## Required action
Each entry needs to be repeated exactly, with nothing added or removed.

## Data in this exercise
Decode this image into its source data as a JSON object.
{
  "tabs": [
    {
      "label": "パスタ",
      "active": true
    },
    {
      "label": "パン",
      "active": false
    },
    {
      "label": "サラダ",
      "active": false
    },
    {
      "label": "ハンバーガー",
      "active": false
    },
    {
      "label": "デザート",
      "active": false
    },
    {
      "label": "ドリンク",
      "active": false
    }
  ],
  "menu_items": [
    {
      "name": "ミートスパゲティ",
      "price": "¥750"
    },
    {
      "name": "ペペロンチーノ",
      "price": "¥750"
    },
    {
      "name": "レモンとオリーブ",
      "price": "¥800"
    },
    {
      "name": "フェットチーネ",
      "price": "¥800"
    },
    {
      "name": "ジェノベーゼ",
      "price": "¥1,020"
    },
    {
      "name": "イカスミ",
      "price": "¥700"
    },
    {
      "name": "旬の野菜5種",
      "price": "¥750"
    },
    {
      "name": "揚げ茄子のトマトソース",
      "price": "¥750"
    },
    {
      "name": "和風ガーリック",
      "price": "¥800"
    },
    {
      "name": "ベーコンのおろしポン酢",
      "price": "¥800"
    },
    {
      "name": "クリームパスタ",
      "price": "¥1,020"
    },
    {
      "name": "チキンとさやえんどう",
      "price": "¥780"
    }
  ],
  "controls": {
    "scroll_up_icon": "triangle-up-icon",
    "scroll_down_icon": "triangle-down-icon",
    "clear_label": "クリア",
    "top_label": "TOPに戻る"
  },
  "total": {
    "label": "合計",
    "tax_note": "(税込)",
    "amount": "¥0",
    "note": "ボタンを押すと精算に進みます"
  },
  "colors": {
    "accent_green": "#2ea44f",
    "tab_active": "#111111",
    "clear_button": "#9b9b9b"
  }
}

## Answer section
Decode this image into its source data as a JSON object.
{
  "tabs": [
    {
      "label": "パスタ",
      "active": true
    },
    {
      "label": "パン",
      "active": false
    },
    {
      "label": "サラダ",
      "active": false
    },
    {
      "label": "ハンバーガー",
      "active": false
    },
    {
      "label": "デザート",
      "active": false
    },
    {
      "label": "ドリンク",
      "active": false
    }
  ],
  "menu_items": [
    {
      "name": "ミートスパゲティ",
      "price": "¥750"
    },
    {
      "name": "ペペロンチーノ",
      "price": "¥750"
    },
    {
      "name": "レモンとオリーブ",
      "price": "¥800"
    },
    {
      "name": "フェットチーネ",
      "price": "¥800"
    },
    {
      "name": "ジェノベーゼ",
      "price": "¥1,020"
    },
    {
      "name": "イカスミ",
      "price": "¥700"
    },
    {
      "name": "旬の野菜5種",
      "price": "¥750"
    },
    {
      "name": "揚げ茄子のトマトソース",
      "price": "¥750"
    },
    {
      "name": "和風ガーリック",
      "price": "¥800"
    },
    {
      "name": "ベーコンのおろしポン酢",
      "price": "¥800"
    },
    {
      "name": "クリームパスタ",
      "price": "¥1,020"
    },
    {
      "name": "チキンとさやえんどう",
      "price": "¥780"
    }
  ],
  "controls": {
    "scroll_up_icon": "triangle-up-icon",
    "scroll_down_icon": "triangle-down-icon",
    "clear_label": "クリア",
    "top_label": "TOPに戻る"
  },
  "total": {
    "label": "合計",
    "tax_note": "(税込)",
    "amount": "¥0",
    "note": "ボタンを押すと精算に進みます"
  },
  "colors": {
    "accent_green": "#2ea44f",
    "tab_active": "#111111",
    "clear_button": "#9b9b9b"
  }
}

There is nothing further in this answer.